Concussion FAQ Sheet

Concussion FAQ Sheet

Parents

A concussion is a brain injury that:

Is caused by a blow to the head or body from contact with another player, hitting a hard surface such as the ground, ice or floor or being hit by a piece of equipment such as a bat, lacrosse stick, or field hockey ball
Can change the way your brain normally works
Can range from mild to severe Presents itself differently for each athlete
Can occur during practice or competition in ANY sport
Can happen even if you do not lose consciousness

Coaches

Any athlete even suspected of suffering a concussion must be removed from the game or practice immediately. No athlete may return to activity after an apparent head injury or concussion, regardless of how mild it seems or how quickly symptoms clear, without written medical clearance. Return to play cannot be sooner than 7 days after evaluation by a physician who has made the diagnosis of concussion. The “CIF Bylaw 313” now requires the consistent and uniform implementation of long and well-established return to play concussion guidelines that help ensure and protect the health of student-athletes. A coach’s job is to ensure everyone follows these guidelines.

Student Athletes

Basic steps you can take to protect yourself from a concussion:
Do not initiate contact with your head or helmet. You can still get a concussion wearing a helmet.
Avoid striking an opponent in the head. Undercutting, flying elbows, stepping on a head, checking an unprotected opponent, and sticks to the head all cause concussions.
Follow your athletics department’s rules for safety and the rules of the sport. Practice good sportsmanship at all times. Practice and perfect the skills of the sport.

CIF Bylaw 313


A student athlete who is suspected of sustaining a concussion or head injury in a practice or game shall be removed from competition at that time for the remainder of the day.

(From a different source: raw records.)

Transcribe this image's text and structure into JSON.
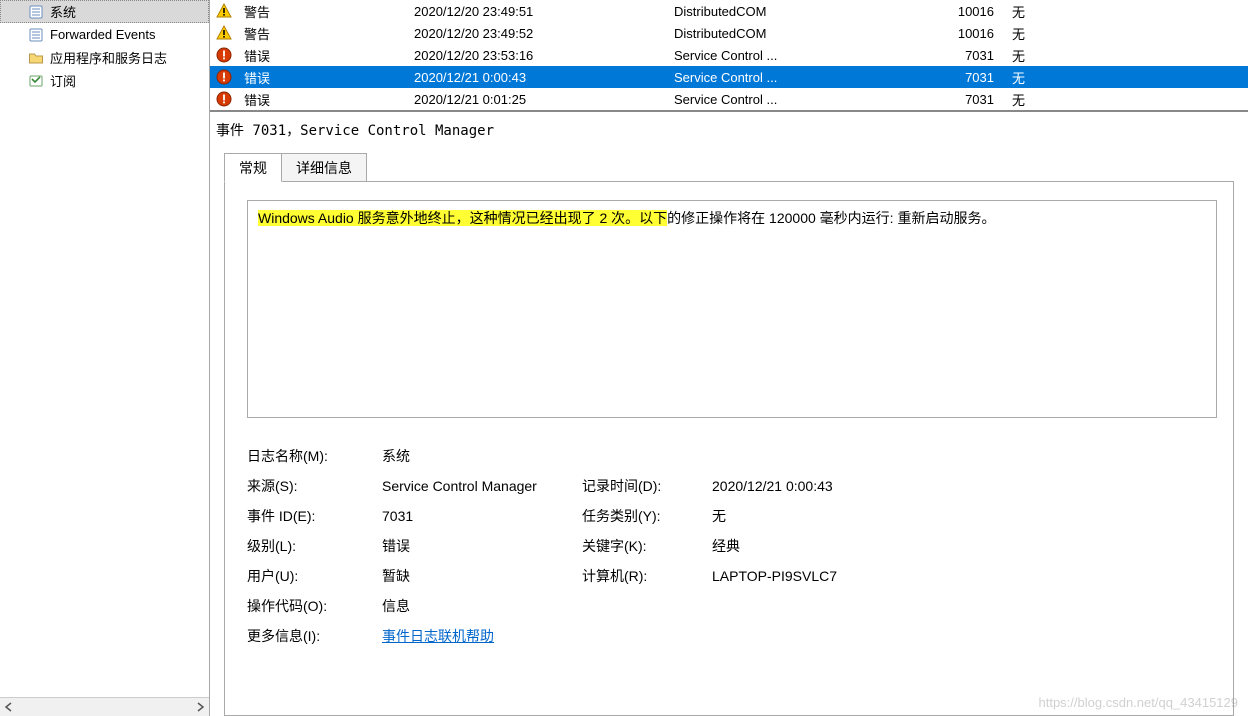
{
  "tree": {
    "items": [
      {
        "label": "系统",
        "icon": "log-icon",
        "selected": true
      },
      {
        "label": "Forwarded Events",
        "icon": "log-icon",
        "selected": false
      },
      {
        "label": "应用程序和服务日志",
        "icon": "folder-icon",
        "selected": false
      },
      {
        "label": "订阅",
        "icon": "sub-icon",
        "selected": false
      }
    ]
  },
  "events": {
    "rows": [
      {
        "level": "警告",
        "icon": "warning-icon",
        "date": "2020/12/20 23:49:51",
        "source": "DistributedCOM",
        "eid": "10016",
        "task": "无",
        "selected": false
      },
      {
        "level": "警告",
        "icon": "warning-icon",
        "date": "2020/12/20 23:49:52",
        "source": "DistributedCOM",
        "eid": "10016",
        "task": "无",
        "selected": false
      },
      {
        "level": "错误",
        "icon": "error-icon",
        "date": "2020/12/20 23:53:16",
        "source": "Service Control ...",
        "eid": "7031",
        "task": "无",
        "selected": false
      },
      {
        "level": "错误",
        "icon": "error-icon",
        "date": "2020/12/21 0:00:43",
        "source": "Service Control ...",
        "eid": "7031",
        "task": "无",
        "selected": true
      },
      {
        "level": "错误",
        "icon": "error-icon",
        "date": "2020/12/21 0:01:25",
        "source": "Service Control ...",
        "eid": "7031",
        "task": "无",
        "selected": false
      }
    ]
  },
  "detail": {
    "title": "事件 7031，Service Control Manager",
    "tabs": {
      "general": "常规",
      "details": "详细信息"
    },
    "description_hl": "Windows Audio 服务意外地终止，这种情况已经出现了 2 次。以下",
    "description_rest": "的修正操作将在 120000 毫秒内运行: 重新启动服务。",
    "labels": {
      "log_name": "日志名称(M):",
      "source": "来源(S):",
      "event_id": "事件 ID(E):",
      "level": "级别(L):",
      "user": "用户(U):",
      "opcode": "操作代码(O):",
      "more": "更多信息(I):",
      "logged": "记录时间(D):",
      "task_cat": "任务类别(Y):",
      "keywords": "关键字(K):",
      "computer": "计算机(R):"
    },
    "values": {
      "log_name": "系统",
      "source": "Service Control Manager",
      "event_id": "7031",
      "level": "错误",
      "user": "暂缺",
      "opcode": "信息",
      "more": "事件日志联机帮助",
      "logged": "2020/12/21 0:00:43",
      "task_cat": "无",
      "keywords": "经典",
      "computer": "LAPTOP-PI9SVLC7"
    }
  },
  "watermark": "https://blog.csdn.net/qq_43415129"
}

The “CIF Bylaw 313” now requires the consistent and uniform implementation of long and well-established return to play concussion guidelines that help ensure and protect the health of student-athletes. A coach’s job is to ensure everyone follows these guidelines.

A student-athlete who has been removed from play may not return to play until the athlete is evaluated by a licensed health care provider trained in the evaluation and management of concussion and receives written clearance to return to play from that health care provider. Return to play cannot be sooner than 7 days after evaluation by a physician who has made the diagnosis of concussion.